YOUR ASSIGNMENT ▸ In the data below, locate each line with the word "text" and list it.

____ INFORMATION SUPPLIED

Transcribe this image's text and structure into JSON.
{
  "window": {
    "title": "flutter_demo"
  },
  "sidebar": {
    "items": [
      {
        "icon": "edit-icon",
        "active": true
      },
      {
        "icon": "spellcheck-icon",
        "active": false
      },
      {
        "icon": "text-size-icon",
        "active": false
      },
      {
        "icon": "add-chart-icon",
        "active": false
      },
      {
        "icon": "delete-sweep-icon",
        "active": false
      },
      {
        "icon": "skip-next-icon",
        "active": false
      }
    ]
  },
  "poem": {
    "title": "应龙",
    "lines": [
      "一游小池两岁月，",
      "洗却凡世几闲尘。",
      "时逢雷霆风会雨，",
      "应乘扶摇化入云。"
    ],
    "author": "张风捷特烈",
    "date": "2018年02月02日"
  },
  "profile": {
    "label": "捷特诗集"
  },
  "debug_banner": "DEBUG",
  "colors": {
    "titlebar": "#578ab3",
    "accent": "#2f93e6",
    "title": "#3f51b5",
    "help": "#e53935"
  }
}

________

EXPECTED OUTPUT ▸
Transcribe this image's text and structure into JSON.
        "icon": "text-size-icon",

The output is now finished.